“A is Thor Explorations’ development of its Segilola gold project. This is the first mine that has been developed in Nigeria for several decades but is showing that developments.”

Meanwhile, Adegbite added that a number of initiatives are in full swing in order to garner investor interest in the country.

“The most important thing is the availability of geological data. Now, for the first time, the government has extra budgetary funding that allows us to embark on nationally integrated exploration programmes.

“Secondly, we have implemented a policy that creates an enabling environment to conduct business effortlessly. We have also put incentives in place to attract investment such as tax holidays and duty waivers for mining equipment. We are also working on developing infrastructure such as a rail network to assist mining companies,” he added.

Investors looking for guarantees

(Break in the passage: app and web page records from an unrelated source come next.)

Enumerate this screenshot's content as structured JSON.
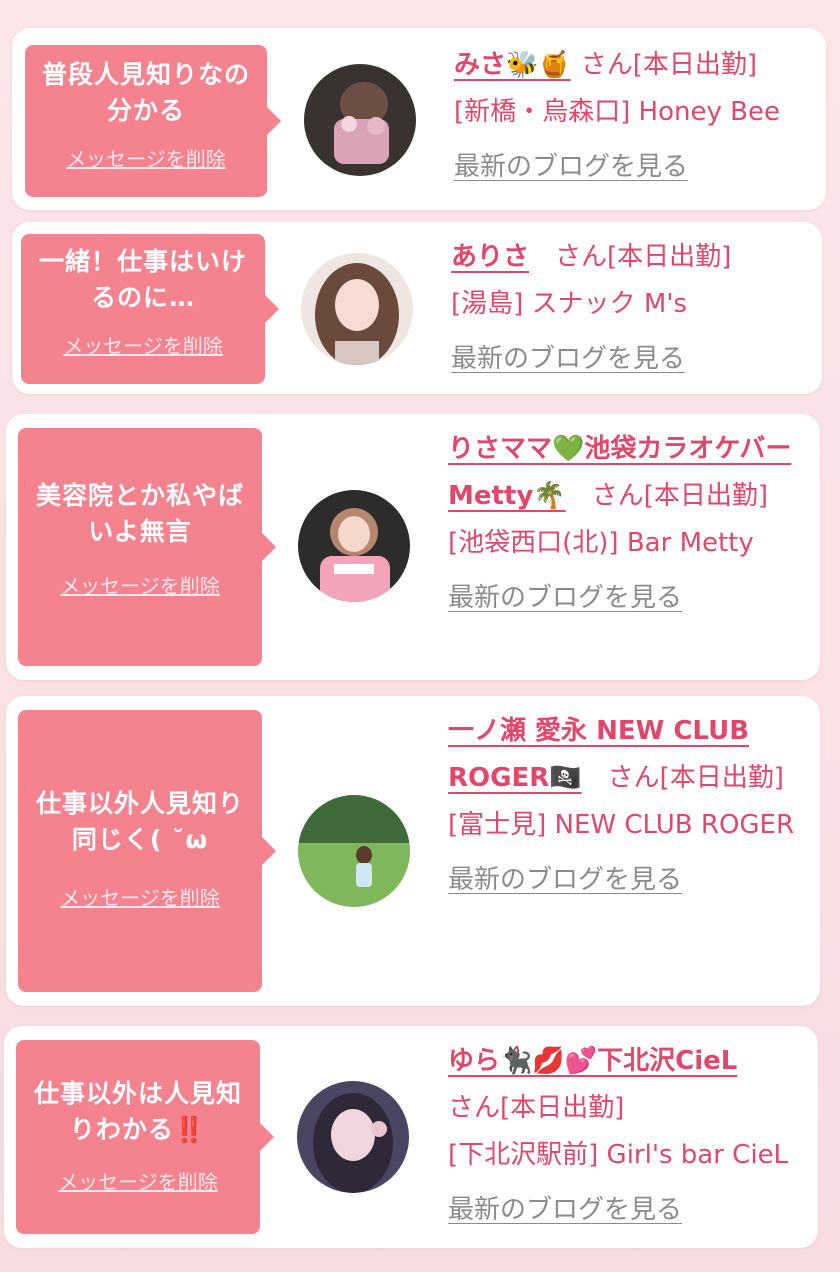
{
  "accent": "#e0476a",
  "bubble_color": "#f4838f",
  "cards": [
    {
      "message": "普段人見知りなの分かる",
      "delete_label": "メッセージを削除",
      "name": "みさ🐝🍯",
      "san_status": "さん[本日出勤]",
      "shop": "[新橋・烏森口] Honey Bee",
      "blog_label": "最新のブログを見る"
    },
    {
      "message": "一緒！仕事はいけるのに…",
      "delete_label": "メッセージを削除",
      "name": "ありさ",
      "san_status": "さん[本日出勤]",
      "shop": "[湯島] スナック M's",
      "blog_label": "最新のブログを見る"
    },
    {
      "message": "美容院とか私やばいよ無言",
      "delete_label": "メッセージを削除",
      "name": "りさママ💚池袋カラオケバーMetty🌴",
      "san_status": "さん[本日出勤]",
      "shop": "[池袋西口(北)] Bar Metty",
      "blog_label": "最新のブログを見る"
    },
    {
      "message": "仕事以外人見知り同じく( ˘ω",
      "delete_label": "メッセージを削除",
      "name": "一ノ瀬 愛永 NEW CLUB ROGER🏴‍☠️",
      "san_status": "さん[本日出勤]",
      "shop": "[富士見] NEW CLUB ROGER",
      "blog_label": "最新のブログを見る"
    },
    {
      "message": "仕事以外は人見知りわかる‼️",
      "delete_label": "メッセージを削除",
      "name": "ゆら🐈‍⬛💋💕下北沢CieL",
      "san_status": "さん[本日出勤]",
      "shop": "[下北沢駅前] Girl's bar CieL",
      "blog_label": "最新のブログを見る"
    }
  ]
}
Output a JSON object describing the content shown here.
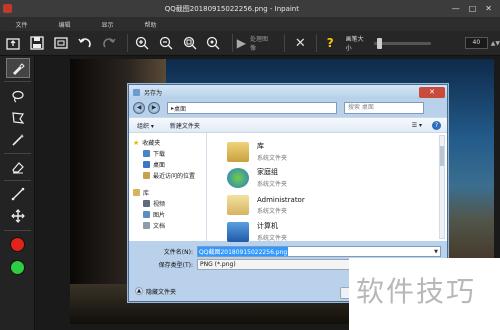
{
  "window": {
    "title": "QQ截图20180915022256.png - Inpaint",
    "controls": [
      "—",
      "□",
      "✕"
    ]
  },
  "menu": [
    "文件",
    "编辑",
    "显示",
    "帮助"
  ],
  "toolbar": {
    "process_label": "处理图像",
    "brush_size_label": "画笔大小",
    "brush_size_value": "40",
    "brush_size_fraction": 0.05
  },
  "tool_colors": {
    "red": "#e0241b",
    "green": "#2ecc40"
  },
  "dialog": {
    "title": "另存为",
    "address": "桌面",
    "search_placeholder": "搜索 桌面",
    "commands": {
      "organize": "组织 ▾",
      "new_folder": "新建文件夹",
      "view": "☰ ▾",
      "help": "?"
    },
    "nav": {
      "favorites": "收藏夹",
      "favorites_items": [
        "下载",
        "桌面",
        "最近访问的位置"
      ],
      "libraries": "库",
      "libraries_items": [
        "视频",
        "图片",
        "文档"
      ]
    },
    "files": [
      {
        "name": "库",
        "desc": "系统文件夹"
      },
      {
        "name": "家庭组",
        "desc": "系统文件夹"
      },
      {
        "name": "Administrator",
        "desc": "系统文件夹"
      },
      {
        "name": "计算机",
        "desc": "系统文件夹"
      }
    ],
    "filename_label": "文件名(N):",
    "filename_value": "QQ截图20180915022256.png",
    "filetype_label": "保存类型(T):",
    "filetype_value": "PNG (*.png)",
    "hide_folders": "隐藏文件夹"
  },
  "watermark": "软件技巧"
}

Meanwhile, Azobu weighed in on the conversation stating that government regulations are key as investors are stability in political and fiscal policies. “Investors are looking for security of tenure.

“Also, COVID-19 has resulted in the devaluation of the Nigerian currency so they want to ensure that foreign currency policies and the exchange rate remains stable. They want low costs with high returns and mining is an area where good ROI can be achieved.”

Sule added that all state governments have realised the importance of mining as the country tries to move away from its oil-based mono economy.

“For example, in Nassarawa, we are formalising the entire business. This includes facilitating dialogue when there is conflict between mining parties and local communities,” he added.  

Rounding up the discussion, Azobu stated that COVID-19 should not be a reason to dissuade investing in Nigerian mining.

“It takes a few years to plan a mine and you only reap the rewards later down the line. So it is important that we continue to drive investment in the sector even during the pandemic,” he concluded.